» Exercise objective:
If a line in the data holds "selfie", copy that line out in full.

Extracted records Start Marker

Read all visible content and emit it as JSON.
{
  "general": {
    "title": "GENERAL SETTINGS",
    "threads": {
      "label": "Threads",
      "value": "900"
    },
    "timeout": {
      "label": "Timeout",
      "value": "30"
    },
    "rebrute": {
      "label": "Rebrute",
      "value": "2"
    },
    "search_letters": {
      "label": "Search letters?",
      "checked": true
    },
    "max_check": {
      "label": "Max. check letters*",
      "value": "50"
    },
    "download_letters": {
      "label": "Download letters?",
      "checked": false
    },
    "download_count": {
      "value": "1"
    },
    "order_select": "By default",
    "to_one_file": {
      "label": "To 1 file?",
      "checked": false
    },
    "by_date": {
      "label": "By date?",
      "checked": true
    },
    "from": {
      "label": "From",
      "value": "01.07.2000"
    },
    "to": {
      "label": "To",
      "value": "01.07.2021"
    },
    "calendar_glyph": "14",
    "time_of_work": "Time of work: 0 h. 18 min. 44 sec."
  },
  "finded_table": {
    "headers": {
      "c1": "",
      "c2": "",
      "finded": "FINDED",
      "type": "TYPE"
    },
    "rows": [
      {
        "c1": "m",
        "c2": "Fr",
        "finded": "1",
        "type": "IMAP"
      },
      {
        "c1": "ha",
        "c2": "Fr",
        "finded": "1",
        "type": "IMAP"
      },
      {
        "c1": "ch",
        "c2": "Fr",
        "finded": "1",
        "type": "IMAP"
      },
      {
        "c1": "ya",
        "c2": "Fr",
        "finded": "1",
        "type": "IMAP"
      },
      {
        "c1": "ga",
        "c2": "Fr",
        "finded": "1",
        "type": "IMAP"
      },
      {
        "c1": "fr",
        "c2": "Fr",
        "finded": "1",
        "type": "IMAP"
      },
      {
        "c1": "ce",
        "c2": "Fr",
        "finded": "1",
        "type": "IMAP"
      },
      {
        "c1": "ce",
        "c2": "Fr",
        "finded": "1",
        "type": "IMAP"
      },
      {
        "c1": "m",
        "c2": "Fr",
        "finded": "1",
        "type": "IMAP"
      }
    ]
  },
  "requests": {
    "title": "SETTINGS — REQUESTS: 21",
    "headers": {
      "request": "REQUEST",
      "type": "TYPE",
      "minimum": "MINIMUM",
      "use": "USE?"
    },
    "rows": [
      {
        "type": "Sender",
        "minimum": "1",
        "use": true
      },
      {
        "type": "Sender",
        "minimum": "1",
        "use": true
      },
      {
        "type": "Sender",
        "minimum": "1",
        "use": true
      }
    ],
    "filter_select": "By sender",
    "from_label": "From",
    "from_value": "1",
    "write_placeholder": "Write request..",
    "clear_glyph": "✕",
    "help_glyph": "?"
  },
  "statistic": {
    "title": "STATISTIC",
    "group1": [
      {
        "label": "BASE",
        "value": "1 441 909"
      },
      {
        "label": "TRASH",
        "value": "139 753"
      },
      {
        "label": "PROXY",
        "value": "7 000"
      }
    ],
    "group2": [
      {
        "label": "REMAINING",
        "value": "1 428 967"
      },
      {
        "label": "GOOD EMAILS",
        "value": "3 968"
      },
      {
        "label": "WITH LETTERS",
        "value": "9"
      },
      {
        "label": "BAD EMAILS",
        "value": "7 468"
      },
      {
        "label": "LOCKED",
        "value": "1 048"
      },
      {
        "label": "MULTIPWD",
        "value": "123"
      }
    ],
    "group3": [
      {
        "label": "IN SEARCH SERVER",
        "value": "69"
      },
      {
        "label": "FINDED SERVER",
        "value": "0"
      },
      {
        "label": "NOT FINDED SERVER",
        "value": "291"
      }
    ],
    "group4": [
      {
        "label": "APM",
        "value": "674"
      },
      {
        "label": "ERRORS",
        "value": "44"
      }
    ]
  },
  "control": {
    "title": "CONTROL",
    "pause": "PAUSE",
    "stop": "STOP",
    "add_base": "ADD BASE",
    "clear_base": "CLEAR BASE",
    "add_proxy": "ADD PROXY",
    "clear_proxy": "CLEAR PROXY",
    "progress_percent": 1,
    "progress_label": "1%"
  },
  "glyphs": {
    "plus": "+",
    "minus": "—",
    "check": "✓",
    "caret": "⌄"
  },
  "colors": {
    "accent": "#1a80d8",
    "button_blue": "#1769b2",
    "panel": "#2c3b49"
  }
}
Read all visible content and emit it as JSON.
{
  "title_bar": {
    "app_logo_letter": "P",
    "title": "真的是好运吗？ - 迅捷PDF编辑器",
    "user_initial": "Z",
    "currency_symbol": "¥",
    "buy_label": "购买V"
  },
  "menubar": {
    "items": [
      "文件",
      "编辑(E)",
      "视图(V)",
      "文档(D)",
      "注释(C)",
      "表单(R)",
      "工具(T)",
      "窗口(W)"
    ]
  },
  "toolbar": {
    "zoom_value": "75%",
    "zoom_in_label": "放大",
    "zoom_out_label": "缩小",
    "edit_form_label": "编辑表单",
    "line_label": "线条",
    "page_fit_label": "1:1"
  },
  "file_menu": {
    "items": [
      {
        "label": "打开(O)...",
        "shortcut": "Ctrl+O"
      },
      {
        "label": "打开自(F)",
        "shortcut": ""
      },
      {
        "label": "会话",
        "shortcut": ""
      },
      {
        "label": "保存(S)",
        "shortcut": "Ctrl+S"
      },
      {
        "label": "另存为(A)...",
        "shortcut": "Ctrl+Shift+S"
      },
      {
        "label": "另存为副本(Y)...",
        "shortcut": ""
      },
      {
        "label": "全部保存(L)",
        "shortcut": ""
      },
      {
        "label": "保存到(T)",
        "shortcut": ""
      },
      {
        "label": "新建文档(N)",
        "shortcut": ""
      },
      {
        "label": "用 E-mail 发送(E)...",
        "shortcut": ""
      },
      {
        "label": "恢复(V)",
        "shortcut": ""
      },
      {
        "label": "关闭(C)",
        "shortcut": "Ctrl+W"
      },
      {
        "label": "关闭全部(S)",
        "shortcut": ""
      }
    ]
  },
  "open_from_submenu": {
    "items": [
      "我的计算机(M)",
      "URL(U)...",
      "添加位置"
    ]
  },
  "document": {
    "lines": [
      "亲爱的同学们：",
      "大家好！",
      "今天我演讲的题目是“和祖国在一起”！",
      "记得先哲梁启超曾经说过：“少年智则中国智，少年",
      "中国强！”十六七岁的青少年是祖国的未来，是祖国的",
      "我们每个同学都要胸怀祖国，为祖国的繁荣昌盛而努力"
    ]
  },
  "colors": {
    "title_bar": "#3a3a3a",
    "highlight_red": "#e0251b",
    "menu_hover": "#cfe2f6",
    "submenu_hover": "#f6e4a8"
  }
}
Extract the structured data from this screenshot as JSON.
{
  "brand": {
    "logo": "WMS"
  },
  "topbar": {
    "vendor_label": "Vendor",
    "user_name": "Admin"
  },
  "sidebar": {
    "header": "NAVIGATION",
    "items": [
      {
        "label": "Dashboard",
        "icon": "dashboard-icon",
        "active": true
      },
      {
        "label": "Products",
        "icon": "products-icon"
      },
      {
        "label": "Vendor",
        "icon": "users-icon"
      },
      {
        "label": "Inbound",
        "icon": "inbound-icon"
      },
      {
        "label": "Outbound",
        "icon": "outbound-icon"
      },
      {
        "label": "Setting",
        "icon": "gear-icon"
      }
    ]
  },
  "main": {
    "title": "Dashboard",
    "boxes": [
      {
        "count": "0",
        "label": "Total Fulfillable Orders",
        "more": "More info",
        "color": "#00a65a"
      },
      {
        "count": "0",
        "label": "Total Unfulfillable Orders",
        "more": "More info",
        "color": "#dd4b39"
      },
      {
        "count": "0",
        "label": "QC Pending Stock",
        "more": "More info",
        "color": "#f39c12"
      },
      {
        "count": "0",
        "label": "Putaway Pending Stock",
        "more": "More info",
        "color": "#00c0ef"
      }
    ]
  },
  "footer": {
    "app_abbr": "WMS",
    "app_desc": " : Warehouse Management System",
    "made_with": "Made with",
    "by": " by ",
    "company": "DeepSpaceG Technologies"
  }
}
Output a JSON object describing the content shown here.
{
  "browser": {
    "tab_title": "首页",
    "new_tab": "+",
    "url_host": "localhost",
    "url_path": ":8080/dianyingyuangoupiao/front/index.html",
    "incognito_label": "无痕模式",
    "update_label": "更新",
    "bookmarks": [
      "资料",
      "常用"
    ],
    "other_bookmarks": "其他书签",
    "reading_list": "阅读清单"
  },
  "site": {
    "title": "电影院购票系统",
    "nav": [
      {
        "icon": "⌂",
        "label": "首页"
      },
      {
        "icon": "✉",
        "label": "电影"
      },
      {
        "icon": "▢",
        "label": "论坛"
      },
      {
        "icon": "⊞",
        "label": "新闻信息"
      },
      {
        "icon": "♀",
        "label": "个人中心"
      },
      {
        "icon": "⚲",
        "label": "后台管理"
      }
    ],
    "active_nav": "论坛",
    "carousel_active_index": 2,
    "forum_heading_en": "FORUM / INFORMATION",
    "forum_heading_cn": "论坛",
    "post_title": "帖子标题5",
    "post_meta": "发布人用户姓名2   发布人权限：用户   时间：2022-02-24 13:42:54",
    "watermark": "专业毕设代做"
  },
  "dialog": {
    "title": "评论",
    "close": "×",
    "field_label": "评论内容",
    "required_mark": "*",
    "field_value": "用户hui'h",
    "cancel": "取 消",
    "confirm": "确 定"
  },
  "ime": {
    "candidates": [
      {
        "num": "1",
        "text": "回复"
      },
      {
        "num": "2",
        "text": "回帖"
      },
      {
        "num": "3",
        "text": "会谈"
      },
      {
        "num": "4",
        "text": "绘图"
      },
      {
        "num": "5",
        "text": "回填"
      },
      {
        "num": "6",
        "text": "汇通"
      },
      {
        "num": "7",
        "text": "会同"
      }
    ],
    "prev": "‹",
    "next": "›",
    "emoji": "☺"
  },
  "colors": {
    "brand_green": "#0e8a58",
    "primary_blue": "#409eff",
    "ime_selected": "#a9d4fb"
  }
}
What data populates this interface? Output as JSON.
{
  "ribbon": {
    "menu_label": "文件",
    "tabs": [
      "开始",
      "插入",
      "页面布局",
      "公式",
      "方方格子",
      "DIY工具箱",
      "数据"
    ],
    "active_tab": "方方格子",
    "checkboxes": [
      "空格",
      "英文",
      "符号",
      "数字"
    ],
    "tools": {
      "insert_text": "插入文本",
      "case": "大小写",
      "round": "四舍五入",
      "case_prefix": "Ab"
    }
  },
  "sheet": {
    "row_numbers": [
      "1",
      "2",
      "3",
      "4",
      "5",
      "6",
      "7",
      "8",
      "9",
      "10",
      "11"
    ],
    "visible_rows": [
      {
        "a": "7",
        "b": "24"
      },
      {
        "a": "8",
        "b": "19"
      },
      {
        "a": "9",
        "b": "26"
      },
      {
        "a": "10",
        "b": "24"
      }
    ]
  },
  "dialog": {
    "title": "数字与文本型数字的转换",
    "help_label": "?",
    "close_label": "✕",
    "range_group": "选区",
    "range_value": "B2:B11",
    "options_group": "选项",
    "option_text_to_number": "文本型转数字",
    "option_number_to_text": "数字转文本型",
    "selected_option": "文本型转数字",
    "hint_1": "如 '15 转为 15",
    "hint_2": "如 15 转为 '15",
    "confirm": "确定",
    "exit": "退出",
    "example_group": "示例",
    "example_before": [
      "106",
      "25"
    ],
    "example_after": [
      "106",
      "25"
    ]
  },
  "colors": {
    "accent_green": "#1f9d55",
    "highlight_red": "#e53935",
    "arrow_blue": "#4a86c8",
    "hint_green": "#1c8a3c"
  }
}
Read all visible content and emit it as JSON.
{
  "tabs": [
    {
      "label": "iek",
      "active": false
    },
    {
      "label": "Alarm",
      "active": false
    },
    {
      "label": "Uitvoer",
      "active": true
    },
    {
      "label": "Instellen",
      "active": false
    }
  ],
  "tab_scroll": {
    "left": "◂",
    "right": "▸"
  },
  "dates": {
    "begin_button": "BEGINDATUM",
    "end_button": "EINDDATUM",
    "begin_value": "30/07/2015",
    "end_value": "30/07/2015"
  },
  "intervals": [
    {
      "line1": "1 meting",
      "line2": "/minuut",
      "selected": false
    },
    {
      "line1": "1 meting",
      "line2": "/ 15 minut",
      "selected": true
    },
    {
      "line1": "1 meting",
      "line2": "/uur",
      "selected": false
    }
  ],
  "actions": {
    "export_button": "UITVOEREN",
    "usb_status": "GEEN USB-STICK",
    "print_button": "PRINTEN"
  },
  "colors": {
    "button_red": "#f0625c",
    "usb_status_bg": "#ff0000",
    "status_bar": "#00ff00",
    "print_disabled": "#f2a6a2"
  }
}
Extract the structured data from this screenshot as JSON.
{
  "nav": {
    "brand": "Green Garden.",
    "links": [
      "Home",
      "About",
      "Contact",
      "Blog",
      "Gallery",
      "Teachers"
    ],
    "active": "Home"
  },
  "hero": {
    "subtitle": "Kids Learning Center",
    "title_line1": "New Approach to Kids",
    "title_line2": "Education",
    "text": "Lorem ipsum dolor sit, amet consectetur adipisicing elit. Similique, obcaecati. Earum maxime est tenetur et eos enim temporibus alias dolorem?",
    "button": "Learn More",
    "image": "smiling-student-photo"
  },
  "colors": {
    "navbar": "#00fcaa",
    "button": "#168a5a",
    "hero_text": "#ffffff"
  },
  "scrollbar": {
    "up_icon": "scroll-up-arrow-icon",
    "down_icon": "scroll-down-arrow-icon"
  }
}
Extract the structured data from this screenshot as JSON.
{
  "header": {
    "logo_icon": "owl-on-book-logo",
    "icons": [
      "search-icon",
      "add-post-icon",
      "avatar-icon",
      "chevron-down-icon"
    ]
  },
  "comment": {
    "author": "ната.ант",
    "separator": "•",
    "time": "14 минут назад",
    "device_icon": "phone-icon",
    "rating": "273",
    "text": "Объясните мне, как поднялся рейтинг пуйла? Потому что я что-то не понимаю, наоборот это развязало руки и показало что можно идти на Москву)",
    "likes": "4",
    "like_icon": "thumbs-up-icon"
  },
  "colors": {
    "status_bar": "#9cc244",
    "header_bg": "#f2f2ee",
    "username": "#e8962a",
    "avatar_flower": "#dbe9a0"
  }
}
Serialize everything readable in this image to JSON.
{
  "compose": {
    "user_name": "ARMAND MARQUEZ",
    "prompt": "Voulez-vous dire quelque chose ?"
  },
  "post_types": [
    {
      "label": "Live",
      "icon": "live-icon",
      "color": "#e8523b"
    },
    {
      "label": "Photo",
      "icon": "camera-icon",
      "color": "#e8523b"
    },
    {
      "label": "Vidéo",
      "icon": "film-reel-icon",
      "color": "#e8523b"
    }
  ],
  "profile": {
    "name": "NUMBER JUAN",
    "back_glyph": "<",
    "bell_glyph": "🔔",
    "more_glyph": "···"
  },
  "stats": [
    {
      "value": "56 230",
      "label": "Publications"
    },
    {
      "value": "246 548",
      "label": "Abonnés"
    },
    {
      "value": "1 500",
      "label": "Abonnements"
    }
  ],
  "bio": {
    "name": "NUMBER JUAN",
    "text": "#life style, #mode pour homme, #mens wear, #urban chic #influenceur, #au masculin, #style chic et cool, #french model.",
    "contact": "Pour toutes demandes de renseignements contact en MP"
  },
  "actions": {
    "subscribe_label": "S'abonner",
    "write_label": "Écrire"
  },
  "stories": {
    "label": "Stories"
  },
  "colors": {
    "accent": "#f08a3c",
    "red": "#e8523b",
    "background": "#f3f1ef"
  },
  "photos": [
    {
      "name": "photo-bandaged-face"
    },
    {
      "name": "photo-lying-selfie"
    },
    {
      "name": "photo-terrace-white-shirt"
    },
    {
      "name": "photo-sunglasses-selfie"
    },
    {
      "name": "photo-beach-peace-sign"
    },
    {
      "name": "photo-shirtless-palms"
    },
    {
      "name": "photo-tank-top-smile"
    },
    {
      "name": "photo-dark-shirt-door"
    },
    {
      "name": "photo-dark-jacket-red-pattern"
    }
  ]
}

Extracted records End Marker

» Solution to this exercise:
      "name": "photo-lying-selfie"
      "name": "photo-sunglasses-selfie"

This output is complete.